(c) ensure that lawyers providing pro bono services through the program are provided with a copy of this Information Sheet, and obtain written confirmation from each new volunteer lawyer that the volunteer has read and understood the Information Sheet; and

(d) refuse to accept as a program volunteer any lawyer who is not, or who ceases to be, a member in good standing of the Law Society.

In addition, if the program also uses volunteer law students, advocates or paralegals (collectively “advocates”) to provide its services, it has agreed that it only uses its volunteer lawyers to provide pro bono legal services to an individual either directly or indirectly by giving legal advice to an advocate on behalf of an individual.  It has also agreed that any separate services provided by an advocate are the responsibility of the advocate alone, and to require a client seeking pro bono assistance to acknowledge in writing the volunteer lawyer’s limited role.
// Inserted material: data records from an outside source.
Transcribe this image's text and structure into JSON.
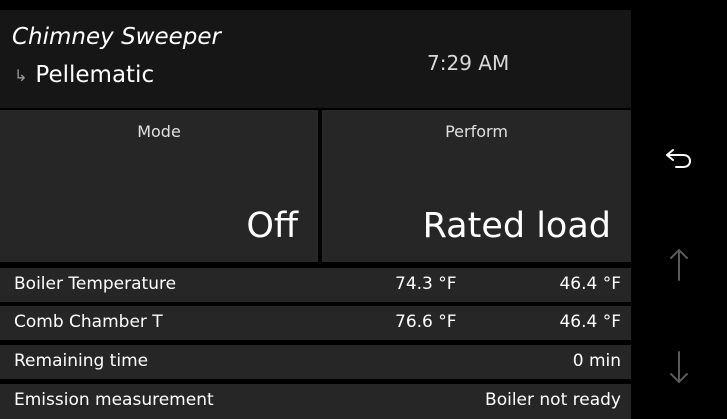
{
  "header": {
    "title": "Chimney Sweeper",
    "subtitle_arrow": "↳",
    "subtitle": "Pellematic",
    "time": "7:29 AM"
  },
  "tiles": {
    "mode": {
      "label": "Mode",
      "value": "Off"
    },
    "perform": {
      "label": "Perform",
      "value": "Rated load"
    }
  },
  "rows": [
    {
      "label": "Boiler Temperature",
      "value1": "74.3 °F",
      "value2": "46.4 °F"
    },
    {
      "label": "Comb Chamber T",
      "value1": "76.6 °F",
      "value2": "46.4 °F"
    },
    {
      "label": "Remaining time",
      "value1": "",
      "value2": "0 min"
    },
    {
      "label": "Emission measurement",
      "value1": "",
      "value2": "Boiler not ready"
    }
  ],
  "side_buttons": {
    "back_icon": "back-arrow-icon",
    "up_icon": "arrow-up-icon",
    "down_icon": "arrow-down-icon"
  },
  "colors": {
    "background": "#000000",
    "header": "#161616",
    "tile": "#262626",
    "active_icon": "#ffffff",
    "inactive_icon": "#5a5a5a"
  }
}
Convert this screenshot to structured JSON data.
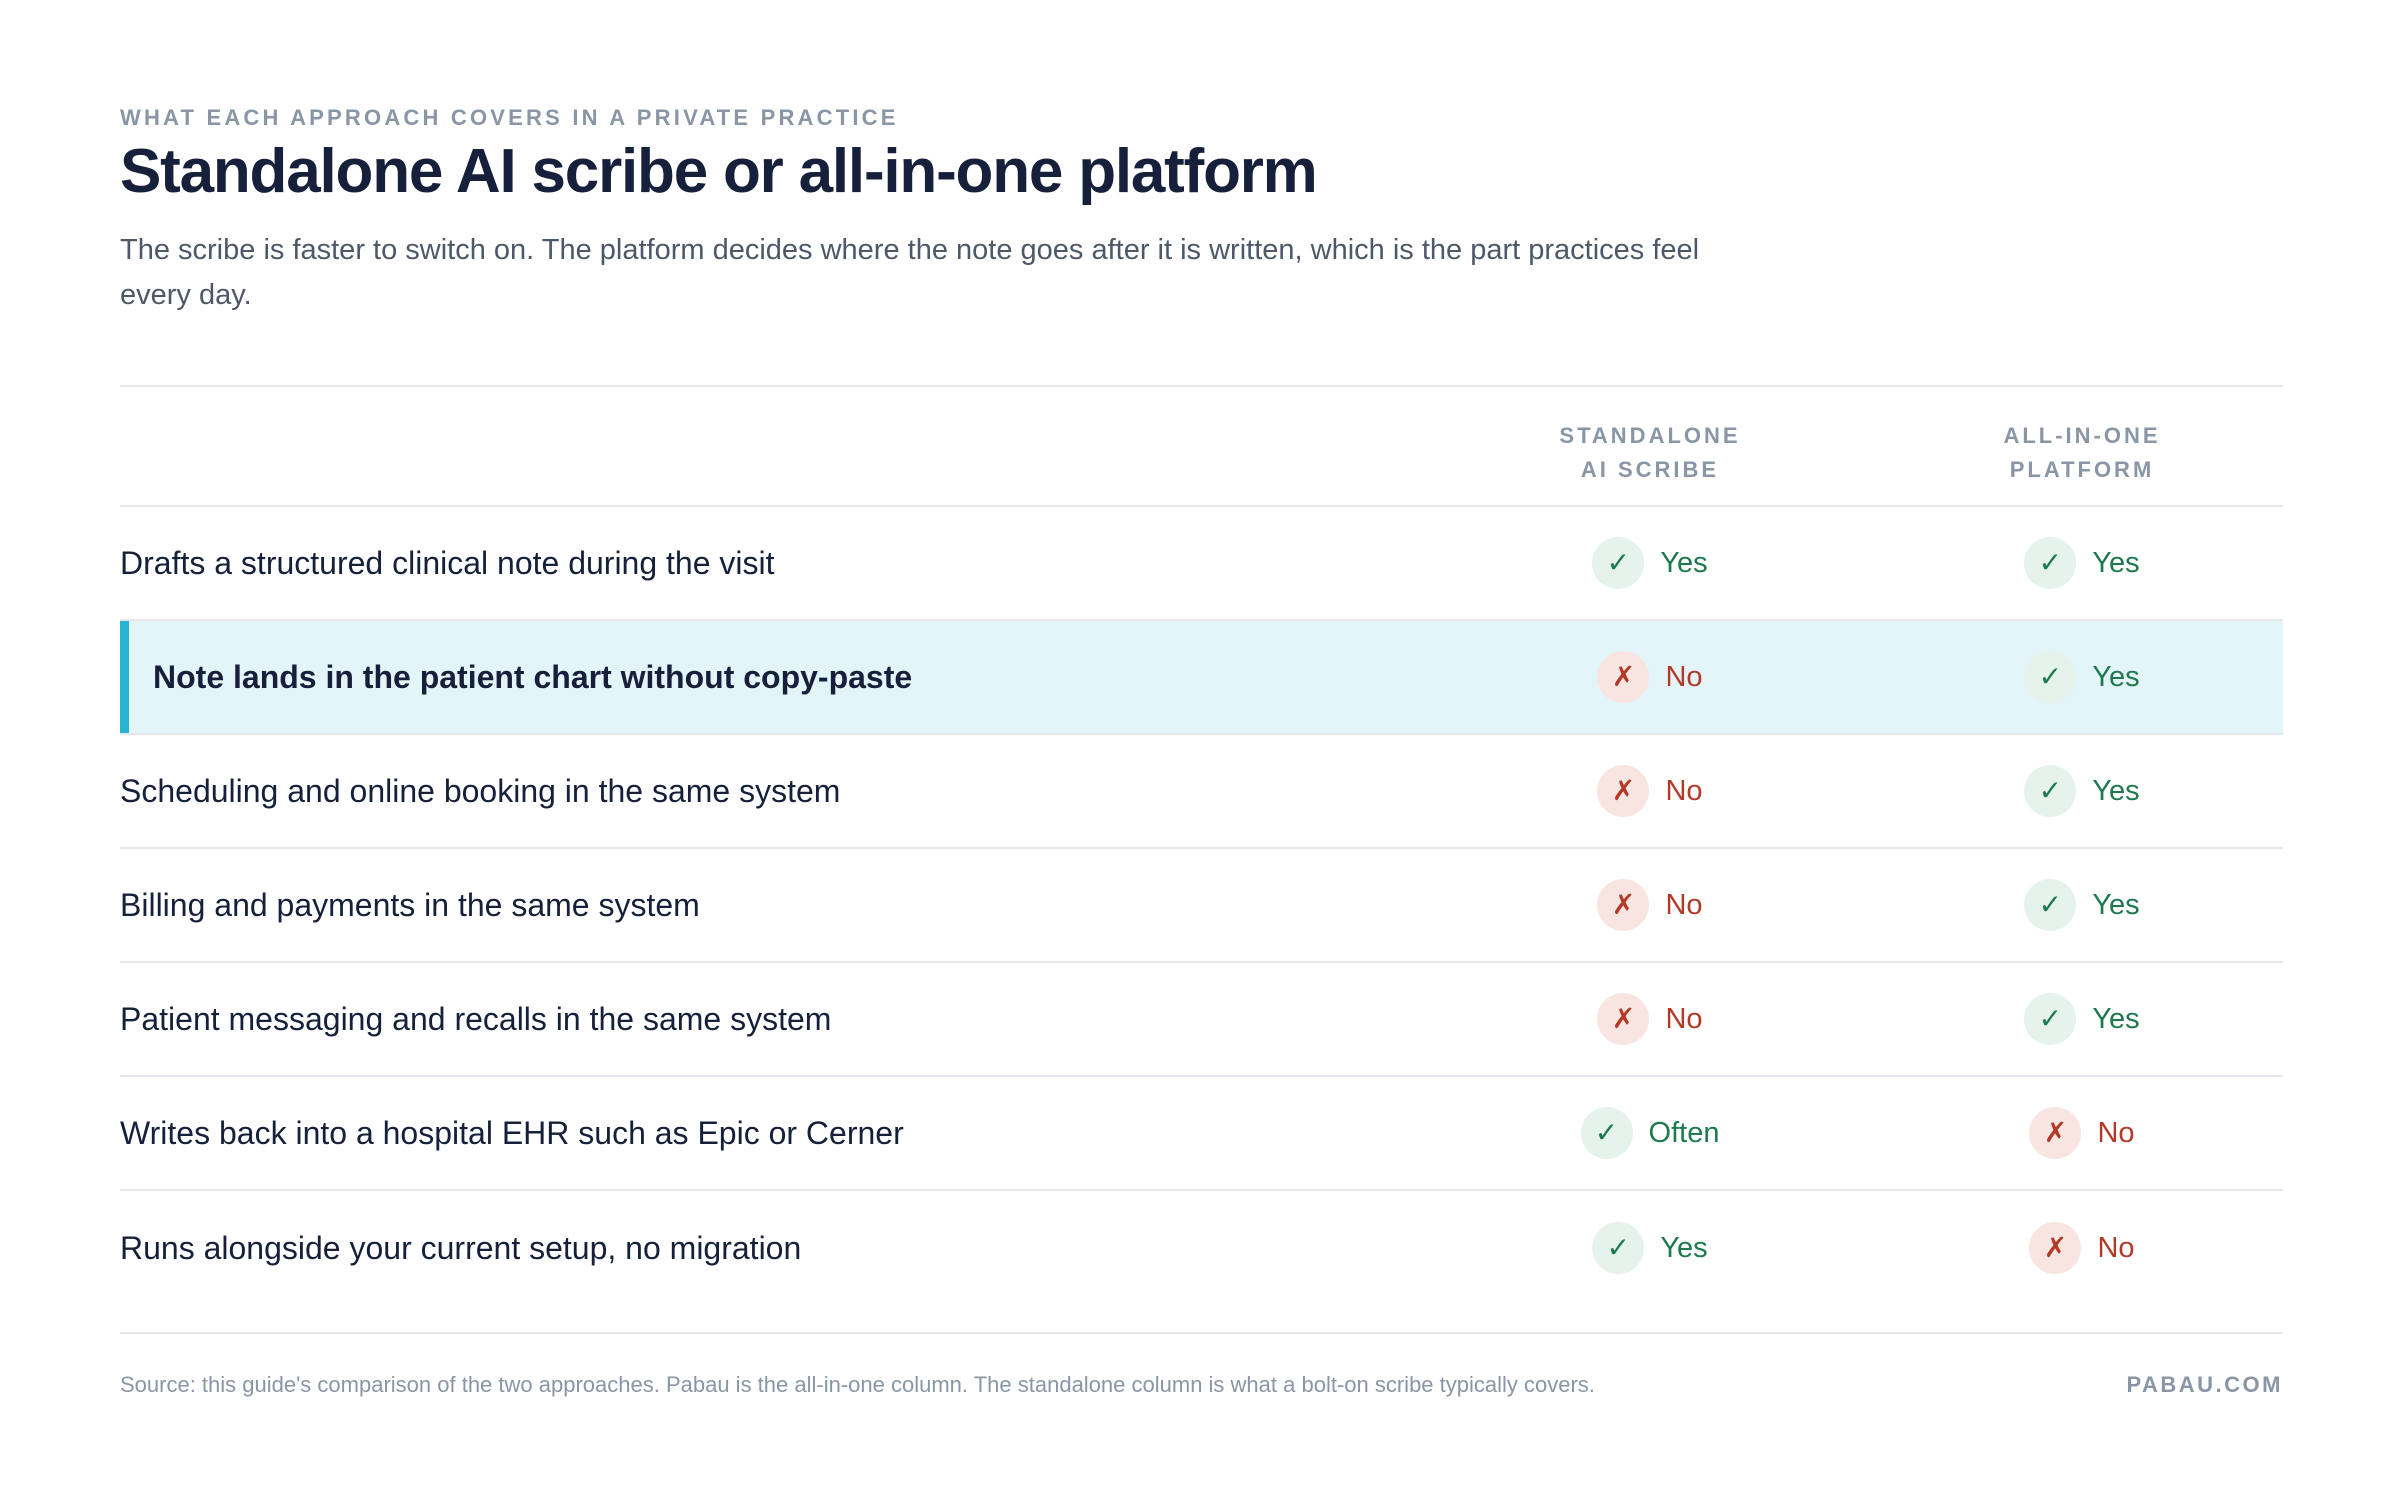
{
  "header": {
    "eyebrow": "WHAT EACH APPROACH COVERS IN A PRIVATE PRACTICE",
    "title": "Standalone AI scribe or all-in-one platform",
    "subtitle": "The scribe is faster to switch on. The platform decides where the note goes after it is written, which is the part practices feel every day."
  },
  "table": {
    "columns": [
      {
        "line1": "STANDALONE",
        "line2": "AI SCRIBE"
      },
      {
        "line1": "ALL-IN-ONE",
        "line2": "PLATFORM"
      }
    ],
    "rows": [
      {
        "label": "Drafts a structured clinical note during the visit",
        "highlight": false,
        "c1": {
          "text": "Yes",
          "status": "yes"
        },
        "c2": {
          "text": "Yes",
          "status": "yes"
        }
      },
      {
        "label": "Note lands in the patient chart without copy-paste",
        "highlight": true,
        "c1": {
          "text": "No",
          "status": "no"
        },
        "c2": {
          "text": "Yes",
          "status": "yes"
        }
      },
      {
        "label": "Scheduling and online booking in the same system",
        "highlight": false,
        "c1": {
          "text": "No",
          "status": "no"
        },
        "c2": {
          "text": "Yes",
          "status": "yes"
        }
      },
      {
        "label": "Billing and payments in the same system",
        "highlight": false,
        "c1": {
          "text": "No",
          "status": "no"
        },
        "c2": {
          "text": "Yes",
          "status": "yes"
        }
      },
      {
        "label": "Patient messaging and recalls in the same system",
        "highlight": false,
        "c1": {
          "text": "No",
          "status": "no"
        },
        "c2": {
          "text": "Yes",
          "status": "yes"
        }
      },
      {
        "label": "Writes back into a hospital EHR such as Epic or Cerner",
        "highlight": false,
        "c1": {
          "text": "Often",
          "status": "yes"
        },
        "c2": {
          "text": "No",
          "status": "no"
        }
      },
      {
        "label": "Runs alongside your current setup, no migration",
        "highlight": false,
        "c1": {
          "text": "Yes",
          "status": "yes"
        },
        "c2": {
          "text": "No",
          "status": "no"
        }
      }
    ],
    "icons": {
      "yes": "✓",
      "no": "✗"
    }
  },
  "footer": {
    "source": "Source: this guide's comparison of the two approaches. Pabau is the all-in-one column. The standalone column is what a bolt-on scribe typically covers.",
    "brand": "PABAU.COM"
  },
  "colors": {
    "accent": "#26b4cf",
    "highlight_bg": "#e3f5f8",
    "yes": "#1d7a4e",
    "no": "#b23a26"
  }
}
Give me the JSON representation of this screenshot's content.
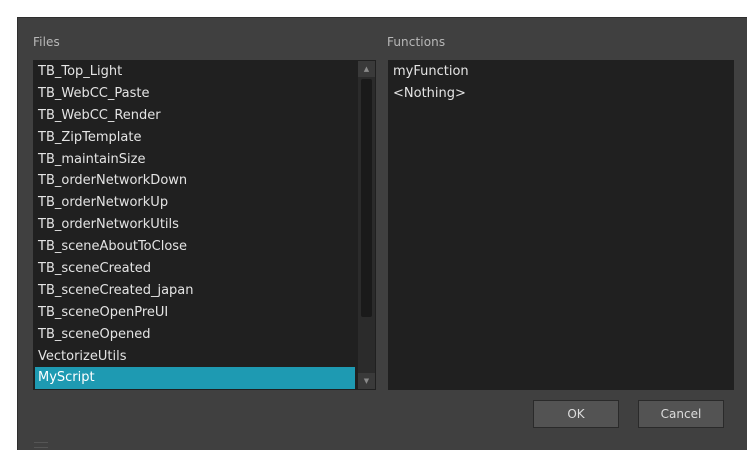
{
  "dialog": {
    "files_label": "Files",
    "functions_label": "Functions",
    "files": [
      "TB_Top_Light",
      "TB_WebCC_Paste",
      "TB_WebCC_Render",
      "TB_ZipTemplate",
      "TB_maintainSize",
      "TB_orderNetworkDown",
      "TB_orderNetworkUp",
      "TB_orderNetworkUtils",
      "TB_sceneAboutToClose",
      "TB_sceneCreated",
      "TB_sceneCreated_japan",
      "TB_sceneOpenPreUI",
      "TB_sceneOpened",
      "VectorizeUtils",
      "MyScript"
    ],
    "selected_file": "MyScript",
    "functions": [
      "myFunction",
      "<Nothing>"
    ],
    "ok_label": "OK",
    "cancel_label": "Cancel"
  },
  "icons": {
    "scroll_up": "scroll-up-arrow-icon",
    "scroll_down": "scroll-down-arrow-icon"
  },
  "colors": {
    "dialog_bg": "#404040",
    "list_bg": "#202020",
    "selection": "#1e9ab2",
    "text": "#e4e4e4"
  }
}
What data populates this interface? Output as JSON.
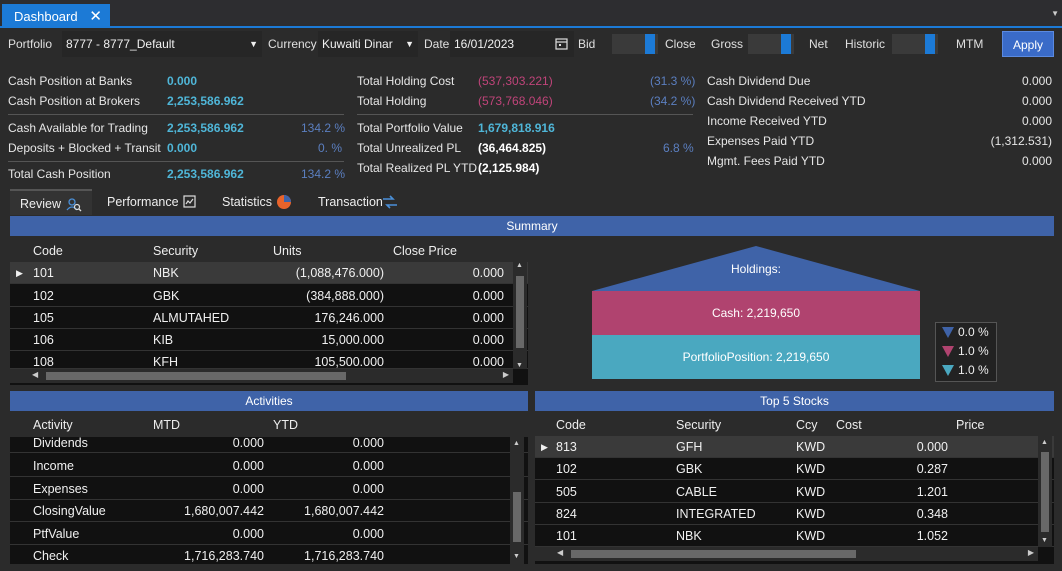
{
  "tab": {
    "title": "Dashboard",
    "close": "✕"
  },
  "toolbar": {
    "portfolio_label": "Portfolio",
    "portfolio_value": "8777 - 8777_Default",
    "currency_label": "Currency",
    "currency_value": "Kuwaiti Dinar",
    "date_label": "Date",
    "date_value": "16/01/2023",
    "bid": "Bid",
    "close": "Close",
    "gross": "Gross",
    "net": "Net",
    "historic": "Historic",
    "mtm": "MTM",
    "apply": "Apply"
  },
  "stats": {
    "cash_banks_label": "Cash Position at Banks",
    "cash_banks": "0.000",
    "cash_brokers_label": "Cash Position at Brokers",
    "cash_brokers": "2,253,586.962",
    "cash_avail_label": "Cash Available for Trading",
    "cash_avail": "2,253,586.962",
    "cash_avail_pct": "134.2 %",
    "deposits_label": "Deposits + Blocked + Transit",
    "deposits": "0.000",
    "deposits_pct": "0. %",
    "total_cash_label": "Total Cash Position",
    "total_cash": "2,253,586.962",
    "total_cash_pct": "134.2 %",
    "hold_cost_label": "Total Holding Cost",
    "hold_cost": "(537,303.221)",
    "hold_cost_pct": "(31.3 %)",
    "holding_label": "Total Holding",
    "holding": "(573,768.046)",
    "holding_pct": "(34.2 %)",
    "port_val_label": "Total Portfolio Value",
    "port_val": "1,679,818.916",
    "unreal_label": "Total Unrealized PL",
    "unreal": "(36,464.825)",
    "unreal_pct": "6.8 %",
    "real_label": "Total Realized PL YTD",
    "real": "(2,125.984)",
    "div_due_label": "Cash Dividend Due",
    "div_due": "0.000",
    "div_recv_label": "Cash Dividend Received YTD",
    "div_recv": "0.000",
    "income_label": "Income Received YTD",
    "income": "0.000",
    "expenses_label": "Expenses Paid YTD",
    "expenses": "(1,312.531)",
    "fees_label": "Mgmt. Fees Paid YTD",
    "fees": "0.000"
  },
  "view_tabs": [
    "Review",
    "Performance",
    "Statistics",
    "Transaction"
  ],
  "summary": {
    "title": "Summary",
    "headers": [
      "Code",
      "Security",
      "Units",
      "Close Price"
    ],
    "rows": [
      [
        "101",
        "NBK",
        "(1,088,476.000)",
        "0.000"
      ],
      [
        "102",
        "GBK",
        "(384,888.000)",
        "0.000"
      ],
      [
        "105",
        "ALMUTAHED",
        "176,246.000",
        "0.000"
      ],
      [
        "106",
        "KIB",
        "15,000.000",
        "0.000"
      ],
      [
        "108",
        "KFH",
        "105,500.000",
        "0.000"
      ]
    ]
  },
  "chart_data": {
    "type": "funnel",
    "title": "Holdings:",
    "segments": [
      {
        "label": "Cash: 2,219,650",
        "value": 2219650,
        "color": "#b0436f"
      },
      {
        "label": "PortfolioPosition: 2,219,650",
        "value": 2219650,
        "color": "#4aa8c0"
      }
    ],
    "legend": [
      "0.0 %",
      "1.0 %",
      "1.0 %"
    ],
    "legend_colors": [
      "#3f63a8",
      "#b0436f",
      "#4aa8c0"
    ]
  },
  "activities": {
    "title": "Activities",
    "headers": [
      "Activity",
      "MTD",
      "YTD"
    ],
    "rows": [
      [
        "Dividends",
        "0.000",
        "0.000"
      ],
      [
        "Income",
        "0.000",
        "0.000"
      ],
      [
        "Expenses",
        "0.000",
        "0.000"
      ],
      [
        "ClosingValue",
        "1,680,007.442",
        "1,680,007.442"
      ],
      [
        "PtfValue",
        "0.000",
        "0.000"
      ],
      [
        "Check",
        "1,716,283.740",
        "1,716,283.740"
      ]
    ]
  },
  "top5": {
    "title": "Top 5 Stocks",
    "headers": [
      "Code",
      "Security",
      "Ccy",
      "Cost",
      "Price"
    ],
    "rows": [
      [
        "813",
        "GFH",
        "KWD",
        "0.000"
      ],
      [
        "102",
        "GBK",
        "KWD",
        "0.287"
      ],
      [
        "505",
        "CABLE",
        "KWD",
        "1.201"
      ],
      [
        "824",
        "INTEGRATED",
        "KWD",
        "0.348"
      ],
      [
        "101",
        "NBK",
        "KWD",
        "1.052"
      ]
    ]
  }
}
Pursuant to this agreement the insurance can be cancelled or revoked.  The insurance might be revoked if the Lawyers Insurance Fund (the department of the Law Society that manages lawyers’ insurance) becomes aware that the required records are not being maintained by a program, if the program appears to be providing legal services that are not sanctioned services, or if there appears to be an inordinate number of claims against lawyers providing pro bono legal services through a particular program.

Approved Programs as of January 1, 2015


For information on how to become an Approved Program for the provision of sanctioned pro bono legal services (as listed below), please contact APB at or 604-629-9666. 

Approved Services since July 31, 2004

Pro bono legal services approved for the purposes of the BC Lawyers’ Compulsory Professional Liability Insurance Policy by the Law Society (“Approved Services”) effective September 1, 2002.

If services* are provided in any of the following areas:

  • Contract (includes consumer law);
  • Constitutional Law;
  • Criminal (includes criminal defence, Young Offenders Act, criminal injury and victim assistance);
  • Defamation;
  • Debts & Collections (includes foreclosures, builders liens);
  • Employment Law (includes employment insurance, harassment);
  • Family & Child Law (includes divorce, child welfare, adoptions)
  • Health, Disability & Social Assistance (includes mental health and adult guardianship, workers compensation, income maintenance);
  • Human Rights (includes police complaints, prisoners’ rights);
  • Immigration
  • Taxation & GST;
  • Insolvency/Bankruptcy;
  • Insurance;
  • Housing;
  • Pension & Benefits (includes CPP/OAP/BC Benefits);
  • Torts/Negligence;
  • Wills & Estates;
  • Professional Services Complaints;
  • Name Changes;
  • Notarizing or Taking Affidavits**;


they are Approved Services, unless they relate in any fashion to:

  • Estate (tax) planning or trusts set up for tax purposes***;
  • Environmental Law;
  • Native land or other Native property claims; or
  • Defence or prosecution of class or representative actions.


If services are provided in an area of law that is either not listed or is specifically excluded, they are not Approved Services.

* The services may relate to or consist of substantive or procedural law, summary advice, solicitors’ or litigators’ work, transactional services or administrative law.

** Only if the lawyer providing the services is a practising lawyer, as only practising lawyers are entitled to exercise the power of a Notary or take affidavits.

*** Includes services relating to tax-driven wealth management plans, but not tax advice incidental to advising on simple wills and estates.